* Your assignment
Below is a listing; write it out exactly and drop any images from it.

* Exercise materials
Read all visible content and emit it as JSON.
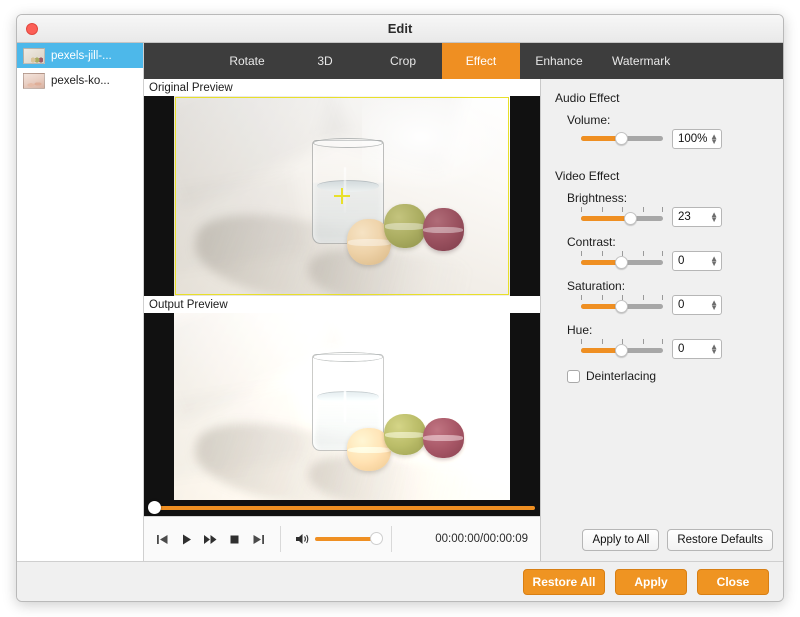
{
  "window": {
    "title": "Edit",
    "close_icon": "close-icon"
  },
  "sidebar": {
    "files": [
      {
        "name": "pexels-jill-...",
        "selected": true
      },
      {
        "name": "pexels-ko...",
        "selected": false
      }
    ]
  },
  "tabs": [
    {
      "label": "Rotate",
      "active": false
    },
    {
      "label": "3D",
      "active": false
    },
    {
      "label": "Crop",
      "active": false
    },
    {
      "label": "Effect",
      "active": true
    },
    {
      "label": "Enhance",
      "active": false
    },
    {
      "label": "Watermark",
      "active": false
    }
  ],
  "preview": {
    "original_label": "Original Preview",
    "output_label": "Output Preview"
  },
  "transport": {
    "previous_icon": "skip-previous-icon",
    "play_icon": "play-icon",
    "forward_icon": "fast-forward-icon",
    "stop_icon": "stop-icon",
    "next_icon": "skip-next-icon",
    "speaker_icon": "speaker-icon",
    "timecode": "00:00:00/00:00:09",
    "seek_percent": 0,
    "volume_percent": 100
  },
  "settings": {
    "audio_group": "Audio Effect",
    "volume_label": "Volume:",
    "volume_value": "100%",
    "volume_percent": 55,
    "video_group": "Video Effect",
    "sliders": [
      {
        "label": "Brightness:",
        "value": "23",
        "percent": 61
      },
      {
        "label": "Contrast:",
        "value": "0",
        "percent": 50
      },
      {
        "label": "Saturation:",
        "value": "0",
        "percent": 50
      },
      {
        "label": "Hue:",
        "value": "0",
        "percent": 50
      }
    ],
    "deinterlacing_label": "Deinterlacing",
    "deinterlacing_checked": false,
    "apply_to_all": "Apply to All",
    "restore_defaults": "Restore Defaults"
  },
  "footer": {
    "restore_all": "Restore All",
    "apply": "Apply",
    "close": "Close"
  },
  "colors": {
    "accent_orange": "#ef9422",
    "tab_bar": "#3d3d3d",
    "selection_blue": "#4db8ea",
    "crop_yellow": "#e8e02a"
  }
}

* Response to this task
Read all visible content and emit it as JSON.
{
  "window": {
    "title": "Edit",
    "close_icon": "close-icon"
  },
  "sidebar": {
    "files": [
      {
        "name": "pexels-jill-...",
        "selected": true
      },
      {
        "name": "pexels-ko...",
        "selected": false
      }
    ]
  },
  "tabs": [
    {
      "label": "Rotate",
      "active": false
    },
    {
      "label": "3D",
      "active": false
    },
    {
      "label": "Crop",
      "active": false
    },
    {
      "label": "Effect",
      "active": true
    },
    {
      "label": "Enhance",
      "active": false
    },
    {
      "label": "Watermark",
      "active": false
    }
  ],
  "preview": {
    "original_label": "Original Preview",
    "output_label": "Output Preview"
  },
  "transport": {
    "previous_icon": "skip-previous-icon",
    "play_icon": "play-icon",
    "forward_icon": "fast-forward-icon",
    "stop_icon": "stop-icon",
    "next_icon": "skip-next-icon",
    "speaker_icon": "speaker-icon",
    "timecode": "00:00:00/00:00:09",
    "seek_percent": 0,
    "volume_percent": 100
  },
  "settings": {
    "audio_group": "Audio Effect",
    "volume_label": "Volume:",
    "volume_value": "100%",
    "volume_percent": 55,
    "video_group": "Video Effect",
    "sliders": [
      {
        "label": "Brightness:",
        "value": "23",
        "percent": 61
      },
      {
        "label": "Contrast:",
        "value": "0",
        "percent": 50
      },
      {
        "label": "Saturation:",
        "value": "0",
        "percent": 50
      },
      {
        "label": "Hue:",
        "value": "0",
        "percent": 50
      }
    ],
    "deinterlacing_label": "Deinterlacing",
    "deinterlacing_checked": false,
    "apply_to_all": "Apply to All",
    "restore_defaults": "Restore Defaults"
  },
  "footer": {
    "restore_all": "Restore All",
    "apply": "Apply",
    "close": "Close"
  },
  "colors": {
    "accent_orange": "#ef9422",
    "tab_bar": "#3d3d3d",
    "selection_blue": "#4db8ea",
    "crop_yellow": "#e8e02a"
  }
}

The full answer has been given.